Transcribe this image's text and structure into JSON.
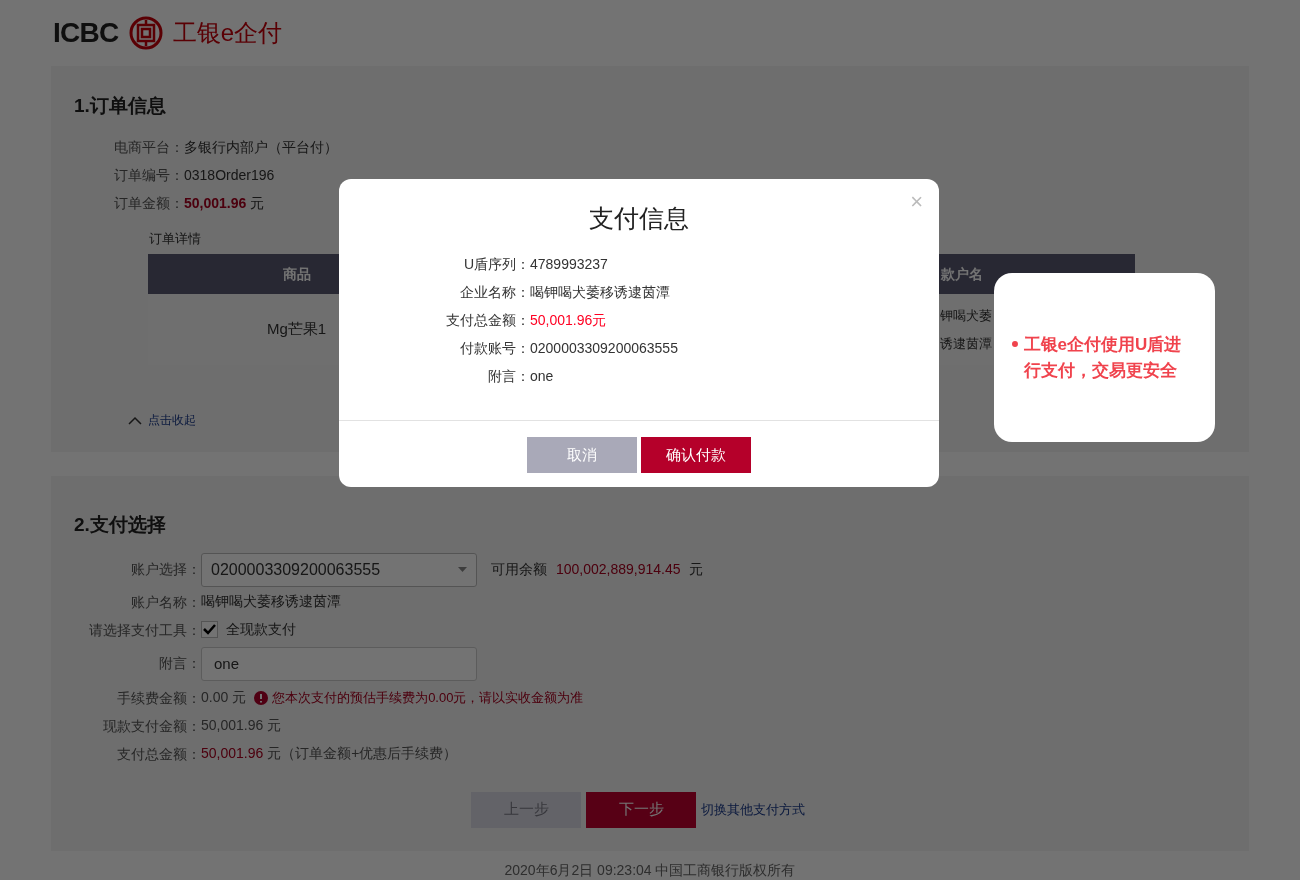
{
  "logo": {
    "wordmark": "ICBC",
    "product": "工银e企付"
  },
  "order_section": {
    "title": "1.订单信息",
    "fields": [
      {
        "label": "电商平台：",
        "value": "多银行内部户（平台付）",
        "kind": "plain"
      },
      {
        "label": "订单编号：",
        "value": "0318Order196",
        "kind": "plain"
      },
      {
        "label": "订单金额：",
        "value": "50,001.96",
        "unit": "元",
        "kind": "amount"
      }
    ],
    "details_title": "订单详情",
    "table": {
      "columns": [
        "商品",
        "款户名"
      ],
      "rows": [
        {
          "cells": [
            [
              "Mg芒果1"
            ],
            [
              "钾喝犬萎",
              "诱逮茵潭"
            ]
          ]
        }
      ]
    },
    "collapse_link": "点击收起"
  },
  "payment_section": {
    "title": "2.支付选择",
    "account": {
      "label": "账户选择：",
      "value": "0200003309200063555",
      "balance_label": "可用余额",
      "balance": "100,002,889,914.45",
      "balance_unit": "元"
    },
    "account_name": {
      "label": "账户名称：",
      "value": "喝钾喝犬萎移诱逮茵潭"
    },
    "tool": {
      "label": "请选择支付工具：",
      "option": "全现款支付",
      "checked": true
    },
    "note": {
      "label": "附言：",
      "value": "one"
    },
    "fee": {
      "label": "手续费金额：",
      "value": "0.00 元",
      "warning": "您本次支付的预估手续费为0.00元，请以实收金额为准"
    },
    "cash": {
      "label": "现款支付金额：",
      "value": "50,001.96 元"
    },
    "total": {
      "label": "支付总金额：",
      "value": "50,001.96",
      "suffix": "元（订单金额+优惠后手续费）"
    },
    "buttons": [
      {
        "label": "上一步",
        "disabled": true
      },
      {
        "label": "下一步",
        "disabled": false
      }
    ],
    "switch_link": "切换其他支付方式"
  },
  "footer": "2020年6月2日 09:23:04 中国工商银行版权所有",
  "modal": {
    "title": "支付信息",
    "close": "×",
    "rows": [
      {
        "label": "U盾序列：",
        "value": "4789993237",
        "kind": "plain"
      },
      {
        "label": "企业名称：",
        "value": "喝钾喝犬萎移诱逮茵潭",
        "kind": "plain"
      },
      {
        "label": "支付总金额：",
        "value": "50,001.96元",
        "kind": "amount"
      },
      {
        "label": "付款账号：",
        "value": "0200003309200063555",
        "kind": "plain"
      },
      {
        "label": "附言：",
        "value": "one",
        "kind": "plain"
      }
    ],
    "cancel": "取消",
    "confirm": "确认付款"
  },
  "tip": {
    "text": "工银e企付使用U盾进行支付，交易更安全"
  }
}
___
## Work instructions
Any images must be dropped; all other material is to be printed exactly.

## Reply
Transcribe this image's text and structure into JSON.
{
  "logo": {
    "wordmark": "ICBC",
    "product": "工银e企付"
  },
  "order_section": {
    "title": "1.订单信息",
    "fields": [
      {
        "label": "电商平台：",
        "value": "多银行内部户（平台付）",
        "kind": "plain"
      },
      {
        "label": "订单编号：",
        "value": "0318Order196",
        "kind": "plain"
      },
      {
        "label": "订单金额：",
        "value": "50,001.96",
        "unit": "元",
        "kind": "amount"
      }
    ],
    "details_title": "订单详情",
    "table": {
      "columns": [
        "商品",
        "款户名"
      ],
      "rows": [
        {
          "cells": [
            [
              "Mg芒果1"
            ],
            [
              "钾喝犬萎",
              "诱逮茵潭"
            ]
          ]
        }
      ]
    },
    "collapse_link": "点击收起"
  },
  "payment_section": {
    "title": "2.支付选择",
    "account": {
      "label": "账户选择：",
      "value": "0200003309200063555",
      "balance_label": "可用余额",
      "balance": "100,002,889,914.45",
      "balance_unit": "元"
    },
    "account_name": {
      "label": "账户名称：",
      "value": "喝钾喝犬萎移诱逮茵潭"
    },
    "tool": {
      "label": "请选择支付工具：",
      "option": "全现款支付",
      "checked": true
    },
    "note": {
      "label": "附言：",
      "value": "one"
    },
    "fee": {
      "label": "手续费金额：",
      "value": "0.00 元",
      "warning": "您本次支付的预估手续费为0.00元，请以实收金额为准"
    },
    "cash": {
      "label": "现款支付金额：",
      "value": "50,001.96 元"
    },
    "total": {
      "label": "支付总金额：",
      "value": "50,001.96",
      "suffix": "元（订单金额+优惠后手续费）"
    },
    "buttons": [
      {
        "label": "上一步",
        "disabled": true
      },
      {
        "label": "下一步",
        "disabled": false
      }
    ],
    "switch_link": "切换其他支付方式"
  },
  "footer": "2020年6月2日 09:23:04 中国工商银行版权所有",
  "modal": {
    "title": "支付信息",
    "close": "×",
    "rows": [
      {
        "label": "U盾序列：",
        "value": "4789993237",
        "kind": "plain"
      },
      {
        "label": "企业名称：",
        "value": "喝钾喝犬萎移诱逮茵潭",
        "kind": "plain"
      },
      {
        "label": "支付总金额：",
        "value": "50,001.96元",
        "kind": "amount"
      },
      {
        "label": "付款账号：",
        "value": "0200003309200063555",
        "kind": "plain"
      },
      {
        "label": "附言：",
        "value": "one",
        "kind": "plain"
      }
    ],
    "cancel": "取消",
    "confirm": "确认付款"
  },
  "tip": {
    "text": "工银e企付使用U盾进行支付，交易更安全"
  }
}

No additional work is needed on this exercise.